The lower trapezius (G. trapeza, four-sided or four-legged table.) is not an individual muscle, itself, but rather it is the lowermost section of fibers in the trapezius muscle. It acts on the scapula, with its main role as the prime mover in scapular depression.
Also worth noting is its important role as a scapular stabilizer: it is a synergist in scapular upward rotation, which is required for raising the arm overhead through a full range of motion.
It is a superficial posterior axioappendicular (extrinsic shoulder) muscle, located on the thoracic spinal region of the back. It’s in the most superficial layer of muscle, sitting atop portions of the rhomboids, lats and infraspinatus.
The lower trapezius originates from the upper 6 thoracic vertebrae. It has parallel-oriented fibers that run superolaterally and converge as they approach their insertion on the medial scapular spine.
The lower traps, much like the middle traps, is an oft-ignored muscle. Most people don’t even know it exists, thinking the upper traps make up the entire trapezius muscle…

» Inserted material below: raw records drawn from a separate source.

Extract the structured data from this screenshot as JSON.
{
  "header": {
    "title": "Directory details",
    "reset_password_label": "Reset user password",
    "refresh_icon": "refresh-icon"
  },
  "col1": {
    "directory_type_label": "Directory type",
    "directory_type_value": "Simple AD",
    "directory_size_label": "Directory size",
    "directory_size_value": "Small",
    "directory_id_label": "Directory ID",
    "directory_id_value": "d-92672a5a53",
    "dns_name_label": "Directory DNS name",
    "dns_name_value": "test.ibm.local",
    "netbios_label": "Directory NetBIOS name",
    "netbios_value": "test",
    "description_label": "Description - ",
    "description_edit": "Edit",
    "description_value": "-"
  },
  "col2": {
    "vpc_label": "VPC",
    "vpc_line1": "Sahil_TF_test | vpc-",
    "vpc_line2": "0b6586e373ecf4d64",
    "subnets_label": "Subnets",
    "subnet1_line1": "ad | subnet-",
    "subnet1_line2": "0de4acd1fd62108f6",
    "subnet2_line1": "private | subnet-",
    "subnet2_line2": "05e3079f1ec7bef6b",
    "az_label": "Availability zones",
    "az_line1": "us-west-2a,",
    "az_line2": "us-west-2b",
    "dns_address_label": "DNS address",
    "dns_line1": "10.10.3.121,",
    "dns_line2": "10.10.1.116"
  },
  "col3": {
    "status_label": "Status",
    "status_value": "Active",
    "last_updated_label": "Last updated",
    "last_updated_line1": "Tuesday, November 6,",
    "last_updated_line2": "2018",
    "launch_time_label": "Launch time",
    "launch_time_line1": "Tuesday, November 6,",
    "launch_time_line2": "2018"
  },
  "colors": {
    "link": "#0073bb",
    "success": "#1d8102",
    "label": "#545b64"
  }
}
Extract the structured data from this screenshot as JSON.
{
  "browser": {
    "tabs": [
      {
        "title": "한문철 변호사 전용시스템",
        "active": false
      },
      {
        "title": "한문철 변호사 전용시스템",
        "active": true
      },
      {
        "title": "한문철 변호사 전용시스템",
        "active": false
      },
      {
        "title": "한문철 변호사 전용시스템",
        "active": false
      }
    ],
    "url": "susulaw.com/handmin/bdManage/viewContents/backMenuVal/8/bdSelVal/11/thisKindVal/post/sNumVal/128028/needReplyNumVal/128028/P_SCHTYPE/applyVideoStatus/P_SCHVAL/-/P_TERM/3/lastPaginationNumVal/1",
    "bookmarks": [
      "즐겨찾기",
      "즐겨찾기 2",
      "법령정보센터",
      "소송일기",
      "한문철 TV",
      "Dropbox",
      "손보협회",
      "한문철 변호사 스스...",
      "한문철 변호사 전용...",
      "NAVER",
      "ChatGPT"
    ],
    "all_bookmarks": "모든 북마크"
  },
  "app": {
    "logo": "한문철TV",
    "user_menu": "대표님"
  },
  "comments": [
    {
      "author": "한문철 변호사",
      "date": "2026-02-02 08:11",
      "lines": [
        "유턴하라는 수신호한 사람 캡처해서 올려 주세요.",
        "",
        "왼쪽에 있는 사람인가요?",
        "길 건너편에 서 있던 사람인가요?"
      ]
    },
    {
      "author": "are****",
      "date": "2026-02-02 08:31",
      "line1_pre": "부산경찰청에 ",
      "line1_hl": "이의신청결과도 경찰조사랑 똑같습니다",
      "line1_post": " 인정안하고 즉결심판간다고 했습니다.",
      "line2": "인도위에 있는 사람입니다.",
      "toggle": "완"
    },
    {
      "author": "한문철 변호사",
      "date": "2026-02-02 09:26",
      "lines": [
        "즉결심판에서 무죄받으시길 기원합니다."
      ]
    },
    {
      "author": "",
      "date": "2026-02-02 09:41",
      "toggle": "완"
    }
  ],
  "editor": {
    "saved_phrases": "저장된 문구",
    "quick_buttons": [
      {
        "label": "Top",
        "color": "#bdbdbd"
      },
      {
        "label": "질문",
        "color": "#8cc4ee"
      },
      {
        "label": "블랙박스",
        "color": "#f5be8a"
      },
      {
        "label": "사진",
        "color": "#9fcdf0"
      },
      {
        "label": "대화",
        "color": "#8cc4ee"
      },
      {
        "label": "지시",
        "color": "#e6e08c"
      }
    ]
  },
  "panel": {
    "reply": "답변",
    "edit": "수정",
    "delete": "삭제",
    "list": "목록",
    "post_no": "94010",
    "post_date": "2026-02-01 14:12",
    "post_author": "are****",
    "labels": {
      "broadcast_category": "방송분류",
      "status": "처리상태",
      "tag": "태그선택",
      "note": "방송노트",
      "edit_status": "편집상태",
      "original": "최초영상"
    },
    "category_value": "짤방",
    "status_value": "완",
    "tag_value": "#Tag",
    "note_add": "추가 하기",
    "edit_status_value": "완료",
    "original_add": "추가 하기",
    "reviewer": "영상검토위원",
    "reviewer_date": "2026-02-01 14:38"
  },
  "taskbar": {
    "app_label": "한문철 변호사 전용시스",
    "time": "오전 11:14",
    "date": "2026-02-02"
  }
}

…People’s lack of awareness of the lower traps is one reason why it is weak in the vast majority of people, weight trainees, athletes and general population alike.
Inhibited/Lengthened Lower Trapezius: The lower trapezius is inhibited and long in individuals with upper crossed syndrome (UCS). The excessive thoracic kyphosis and scapular protraction that comes with UCS, causes the lower trapezius to get stretched out and weak. One effect of lower trapezius inhibition is the reduced ability to posteriorly tilt the scapula during scapular upward rotation, which is required for proper overhead arm movement. When this can’t happen properly, there’s increased chance of shoulder impingement and overhead range of motion is restricted. The reduced overhead mobility is often compensated for with excessive lumbar extension and jutting the head forward. Also, lower trapezius inhibition causes poor scapular depression, which leads to poor technique on upper body pull exercises because your scapulae tend to stay in an elevated position. This restricts scapular mobility and forces you to rely on arm strength and lumbar extension (for momentum) to lift the weight on pull exercises.
If you have inhibited/lengthened lower trapezius, do the following:
Strengthen lower trapezius with direct exercises. I recommend starting with scapular wall slides and unilateral prone floor Y raises. Once you get the hang of those exercises, you can add another exercise or two, and use the bilateral Y raise variations.
Release and stretch the pectoralis major, pectoralis minor and the latissimus dorsi. These muscles, which are very tight and short, are the main culprits responsible for pulling you into the hunched-over posture that’s stretching out your lower traps.
Reduce the use of heavy overhead presses until you restore your lower trapezius strength and improve your overhead range of motion. In the mean time, you can do the high incline shoulder press for heavy shoulder work.
Address the other issues related to upper crossed syndrome, which is (most likely) the root cause of your lower trapezius weakness. See how to fix upper crossed syndrome (article coming soon) for specific details.
Even if you don’t have any postural issues or any (noticeable) lower trapezius dysfunction, it’s still a good idea to include some lower trapezius exercises somewhere in your training. Pretty much everyone stands to benefit from stronger lower traps.